If they are there to allow air to enter the pipe, it would be to prevent negative pressure on the system that, otherwise, could allow contaminating backflow. There's no way that the vacuum from atmospheric pressure (14# at sea level) can collapse those types of pipe.

I'm skeptical that it's a air (post #207473, reply #15 of 22)

I'm skeptical that it's a air valve.  The larger pipe is clearly designed to let water out (and send it down a drain to somewhere).


Of all the preposterous assumptions of humanity over humanity, nothing exceeds most of the criticisms made on the habits of the poor by the well-housed, well-warmed, and well-fed.  --Herman Melville

Yes they do collapse (post #207473, reply #16 of 22)

Seen it, Fixed it. 

Pipes work on hoop strength to resist expansion.  The greater teh internal pressure, the rounder they want to get. 

If there is the least bit of anything pushing on it from the outside, when the vacuum is applied, they collapse. 

But underground pipe must (post #207473, reply #17 of 22)

But underground pipe must resist the force of the soil and other applied loads above it.  And those forces can be well in excess of one atmosphere, and non-uniform to boot.


Of all the preposterous assumptions of humanity over humanity, nothing exceeds most of the criticisms made on the habits of the poor by the well-housed, well-warmed, and well-fed.  --Herman Melville

I understand hoop strength, (post #207473, reply #18 of 22)

I understand hoop strength, but there's no way that even a perfect vacuum  can exert the pressure needed to crush schedule 40 iron pipe, which those obviously are.

Maybe you're thinking that the pipes below are something less robust, but I can't imagine what they would be.

The Sched 40 is above ground. (post #207473, reply #19 of 22)

We have no solid knowledge of what is below ground, and I have seen what appeared to be properly bedded pipes that have been collapsed.

And we aren't just worried about the atmospheric pressure.  If the Pressure Reducing Valve, (PRV) is running full open and closes too rapidly because someone set it up wrong, you end up with a hydraulic ram.  Depending on the pipe diameter the forces are quite substantial and can collapse the pipe.  The AVAR, allows air entry in such cases, and then since AVARs are typically at a high point will allow the air to bleed back out.  A properly specified and installed, AVAR has orifice sizes selected to minimize the hydraulic ram by letting in just enough air to dampen it and prevent sufficient negative pressures to collapse the pipe. 

I'm sorry, but no matter how (post #207473, reply #20 of 22)

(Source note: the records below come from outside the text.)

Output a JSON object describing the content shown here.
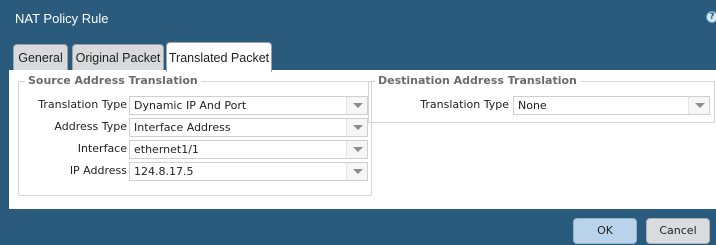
{
  "dialog": {
    "title": "NAT Policy Rule",
    "help_icon": "help-circle-icon"
  },
  "tabs": [
    {
      "label": "General",
      "active": false
    },
    {
      "label": "Original Packet",
      "active": false
    },
    {
      "label": "Translated Packet",
      "active": true
    }
  ],
  "source_translation": {
    "legend": "Source Address Translation",
    "fields": [
      {
        "label": "Translation Type",
        "value": "Dynamic IP And Port"
      },
      {
        "label": "Address Type",
        "value": "Interface Address"
      },
      {
        "label": "Interface",
        "value": "ethernet1/1"
      },
      {
        "label": "IP Address",
        "value": "124.8.17.5"
      }
    ]
  },
  "destination_translation": {
    "legend": "Destination Address Translation",
    "fields": [
      {
        "label": "Translation Type",
        "value": "None"
      }
    ]
  },
  "footer": {
    "ok_label": "OK",
    "cancel_label": "Cancel"
  },
  "colors": {
    "title_bar": "#2a5b7c",
    "ok_button": "#b9d4ea",
    "cancel_button": "#d9dcdf"
  }
}
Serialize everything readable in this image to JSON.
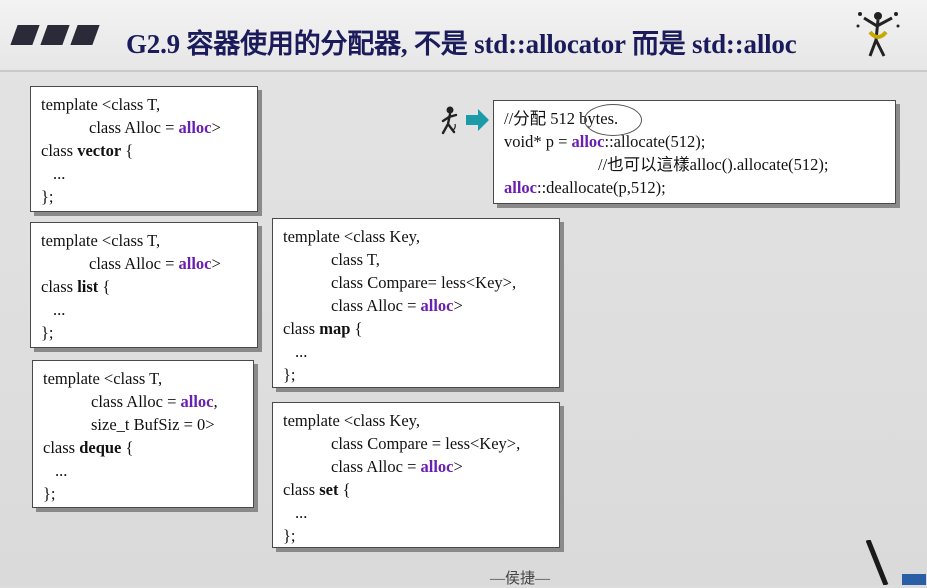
{
  "slide": {
    "title": "G2.9 容器使用的分配器, 不是 std::allocator 而是 std::alloc",
    "footer": "—侯捷—"
  },
  "boxes": {
    "vector": [
      "template <class T,",
      "class Alloc = ",
      "alloc",
      ">",
      "class ",
      "vector",
      " {",
      "...",
      "};"
    ],
    "list": [
      "template <class T,",
      "class Alloc = ",
      "alloc",
      ">",
      "class ",
      "list",
      " {",
      "...",
      "};"
    ],
    "deque": [
      "template <class T,",
      "class Alloc = ",
      "alloc",
      ",",
      "size_t BufSiz = 0>",
      "class ",
      "deque",
      " {",
      "...",
      "};"
    ],
    "map": [
      "template <class Key,",
      "class T,",
      "class Compare= less<Key>,",
      "class Alloc = ",
      "alloc",
      ">",
      "class ",
      "map",
      " {",
      "...",
      "};"
    ],
    "set": [
      "template <class Key,",
      "class Compare = less<Key>,",
      "class Alloc = ",
      "alloc",
      ">",
      "class ",
      "set",
      " {",
      "...",
      "};"
    ],
    "example": [
      "//分配 512 bytes.",
      "void* p = ",
      "alloc",
      "::allocate(512);",
      "//也可以這樣alloc().allocate(512);",
      "alloc",
      "::deallocate(p,512);"
    ]
  },
  "icons": {
    "logo": "juggler-logo-icon",
    "runner": "running-man-icon",
    "arrow": "right-arrow-icon",
    "pen": "stylus-pen-icon"
  },
  "colors": {
    "title": "#1b1b5c",
    "keyword": "#6a1fb0",
    "arrow": "#1b9aa8"
  }
}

I'm sorry, but no matter how powerful the ram force, the pressure on the pipe cannot exceed one atmosphere, plus the pressure from the soil.

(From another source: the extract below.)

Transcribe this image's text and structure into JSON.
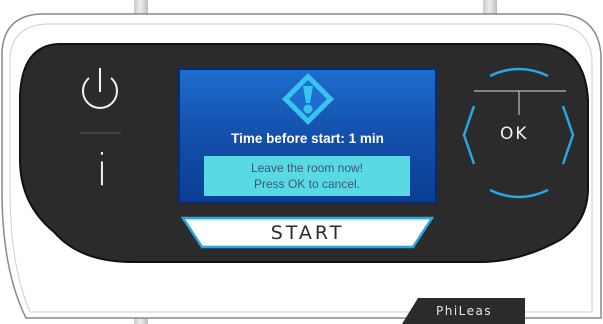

I could see this being a problem for large diameter pipe -- over 3 feet or so -- but the the pipes below are certainly smaller than that, and can easily withstand 14.7psi.

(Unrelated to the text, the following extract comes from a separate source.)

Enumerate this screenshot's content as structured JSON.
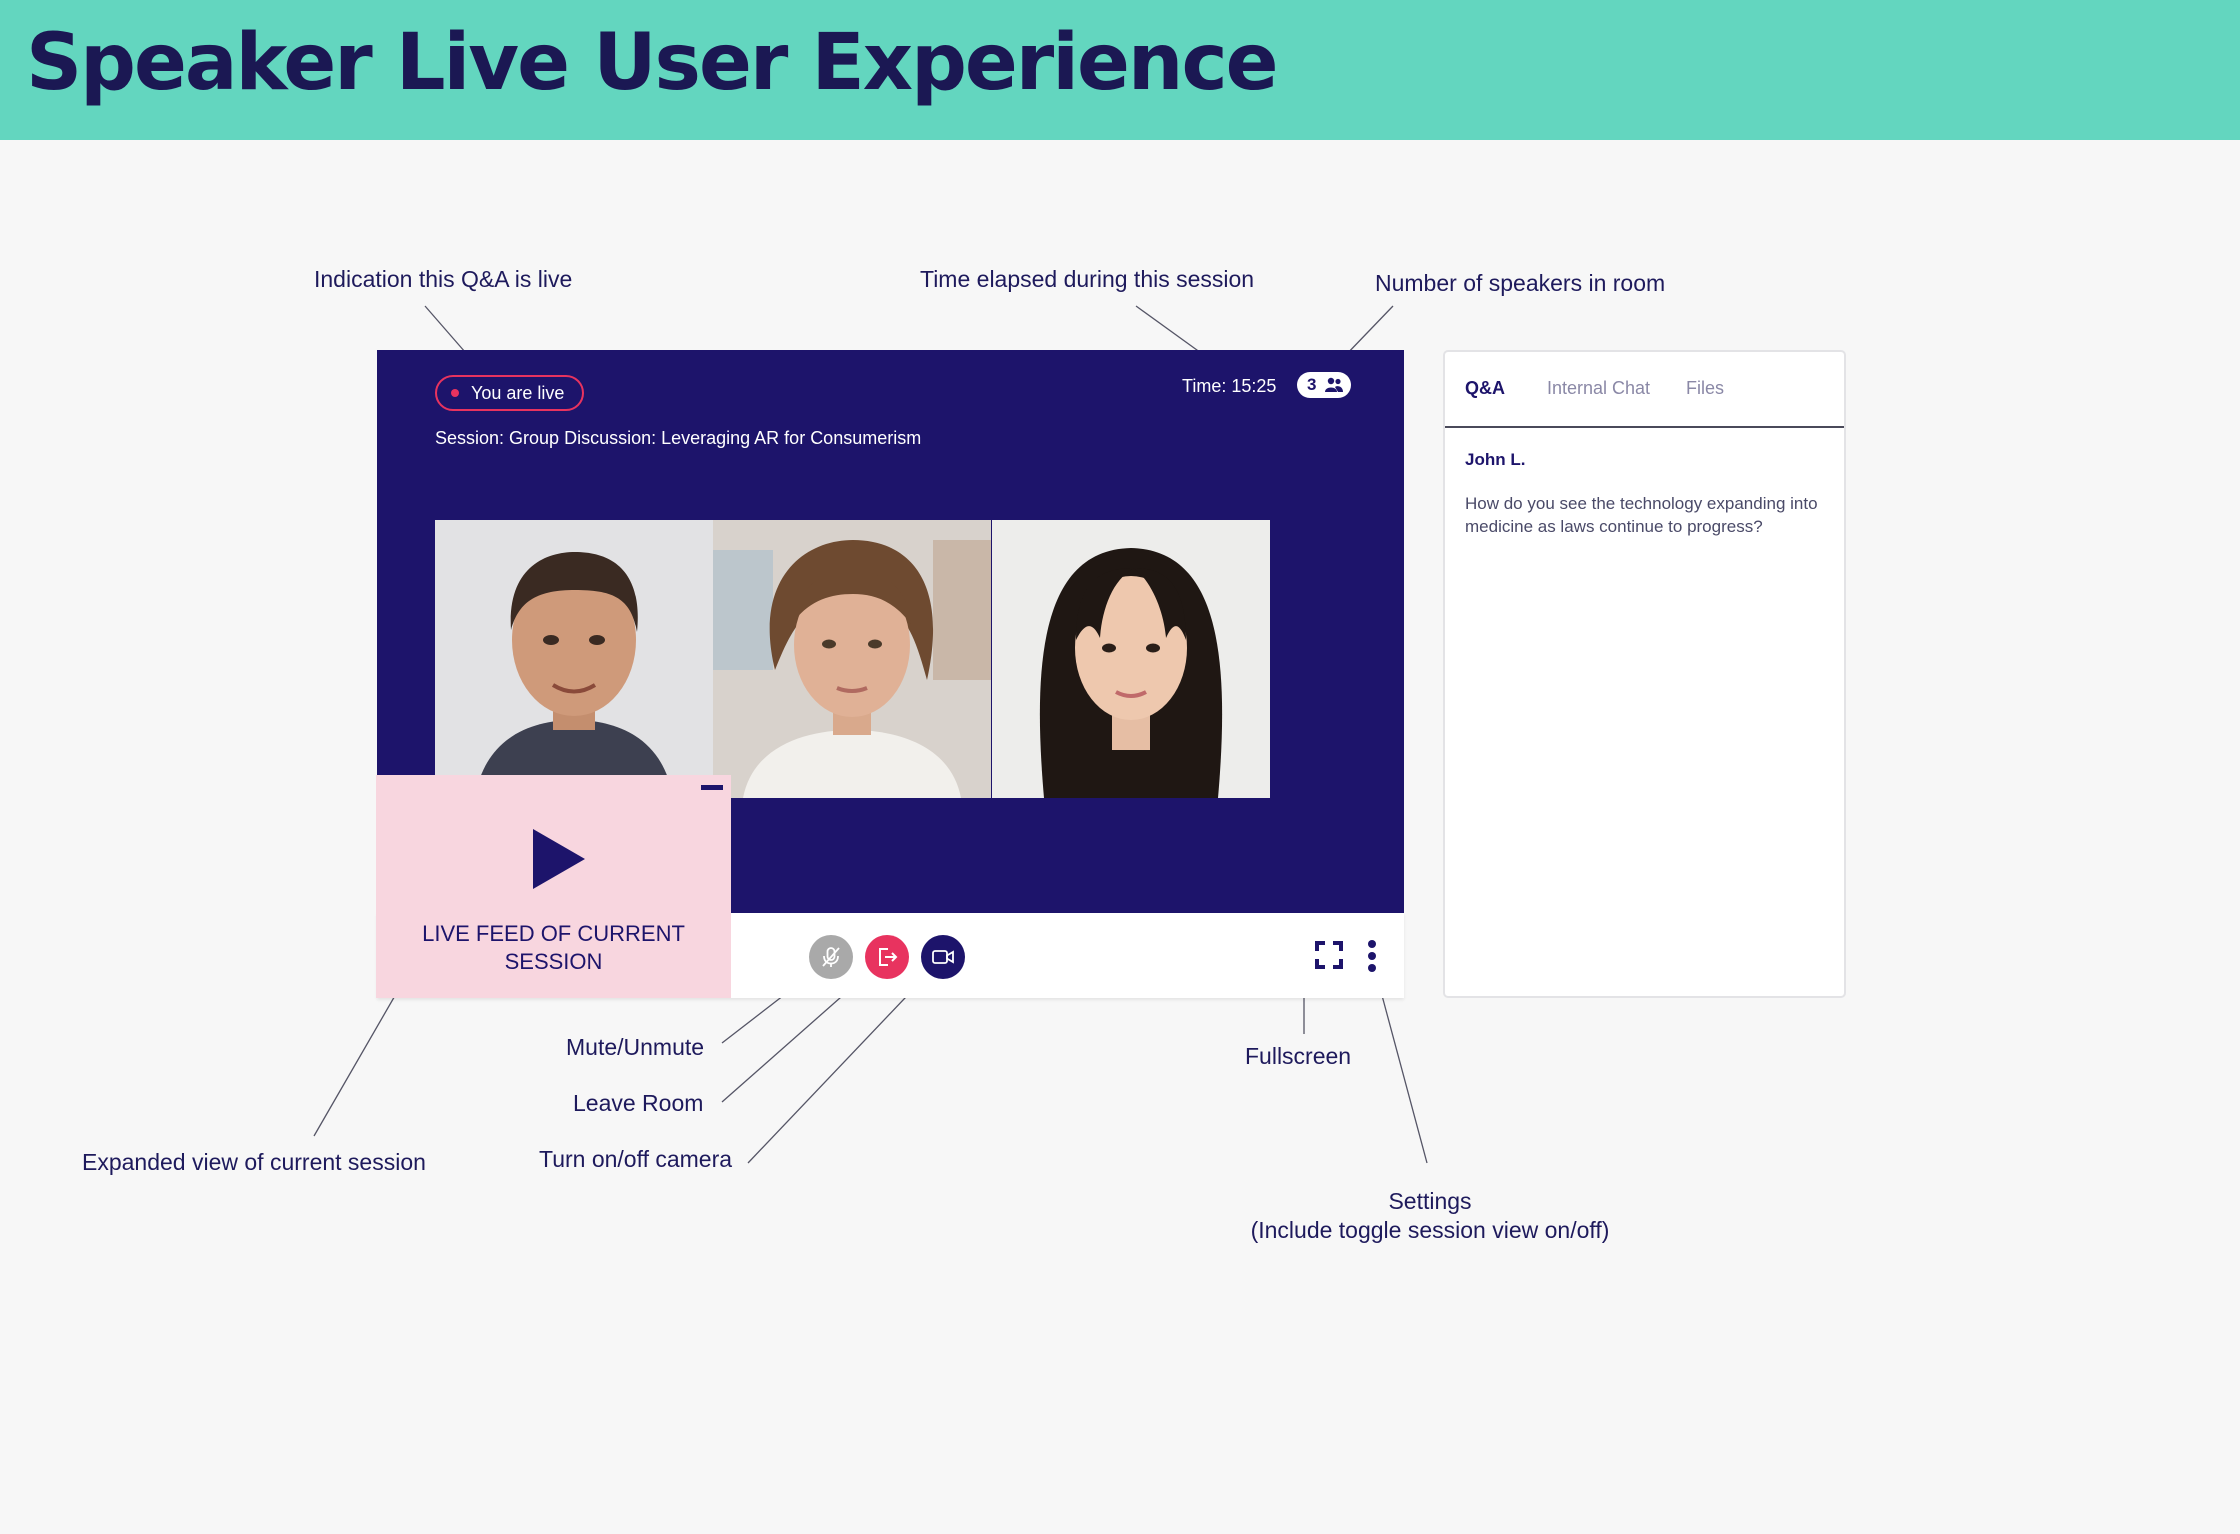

Of all the preposterous assumptions of humanity over humanity, nothing exceeds most of the criticisms made on the habits of the poor by the well-housed, well-warmed, and well-fed.  --Herman Melville

Exactly ritght. This is (post #207473, reply #22 of 22)

Exactly ritght.

This is another urban legend that gets credence because it sounds reasonable to assume that huge ram forces might produce equally huge vacuum forces.

There was a local TV ad here a few years ago that showed the owner of a restoration/cleaning company sitting at his desk showing a 3/8" copper supply tube--the kind used for a toilet supply--and professorially explaining how such tubes collapse when the water supply temporarily loses pressure. (The tube shown had not collapsed, BTW.)

It should also be mentioned (post #207473, reply #13 of 22)

It should also be mentioned that the two pipes may be unrelated to each other.  Pipes such as the first, small one are often seen where gas mains run, though I've never quite figured out their purpose.  (Possibly a vent for a pressure regulator?)  The second, larger pipe is definitely for water or drainage of some sort, though.


Of all the preposterous assumptions of humanity over humanity, nothing exceeds most of the criticisms made on the habits of the poor by the well-housed, well-warmed, and well-fed.  --Herman Melville

deleted (post #207473, reply #21 of 22)

My post was listed as reply to the OP, even though I clicked to reply to one of the responses--bah!!